Tom Redmond is an entrepreneur and heir to the Aussie hair-care empire created by his father, while Cindy Redmond is a real estate agent specializing in luxury homes.
According to city zoning laws, the Redmond home should have been 260 feet from the shoreline. But the new home is just 95 feet away, according to court documents.
A lawsuit was filed last year by the neighbors on either side of the Redmonds, Ken and Wendy Ehlert and former Minnesota Vikings star Chad Greenway and his wife, Jenni. They're seeking to force the Redmonds to comply with zoning and environmental laws. If they win, the new home could be ordered to be modified, moved or even torn down.
In an order issued last week, Hennepin County District Judge Edward Wahl ruled that the neighbors couldn't contest zoning variances granted by the city of Wayzata because they didn't file objections within 30 days, as provided for under city law.
That should have ended the dispute, Skolnick said.
"Unlike the plaintiffs, my clients complied with all the city requirements, obtained all the necessary approvals," he said. "Chad Greenway wanted to throw a penalty flag, but the game was already over."
However, the home and garage still could be found in violation of Department of Natural Resources (DNR) rules adopted under the Minnesota Environmental Rights Act, a landmark piece of legislation passed in the 1970s.
DNR rules say that homes and other structures may not be built in "bluff impact zones." In his ruling, Wahl wrote that the Ehlerts and Greenways have alleged facts sufficient to prove that a violation of DNR rules is likely.
But he added that it's too early to make that decision, and a final ruling can come only after both sides complete discovery, the legal process of making all the evidence available.
"[The] Ehlerts and Greenways are very pleased that Judge Wahl agreed with them and has allowed the legal challenges to not only [the] Redmonds' residence but also [the] Redmonds' detached garage to go forward," said Jack Perry, the attorney representing the Ehlerts and Greenways.
Ken Ehlert was traveling and unavailable for comment. In an earlier interview, he said the lawsuit was simply about making sure everyone plays by the same rules.
"It's not about the neighbors being bad people," he said. "What it really comes down to is, there's a set of rules that we all know whenever we buy property.
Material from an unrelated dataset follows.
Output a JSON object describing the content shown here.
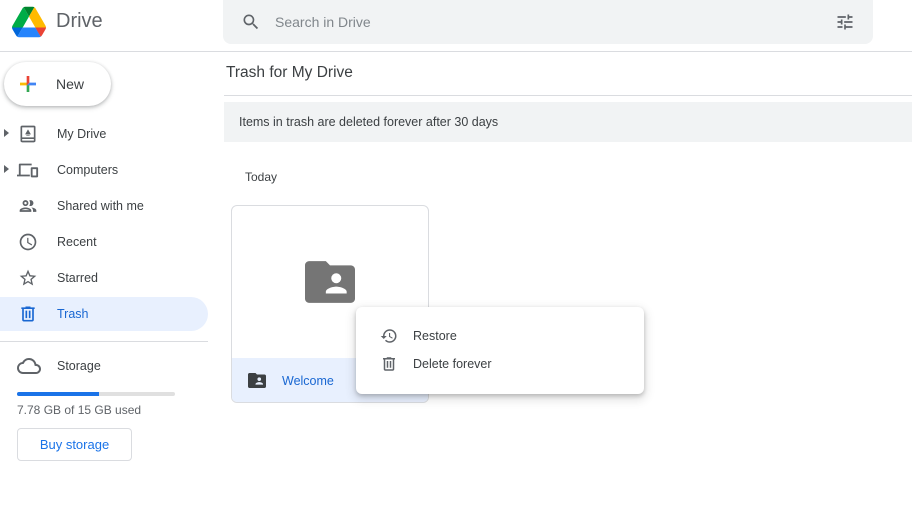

And regulatory authorities, like a city, have an obligation to uphold that set of rules.
"That's their job. They work for the people."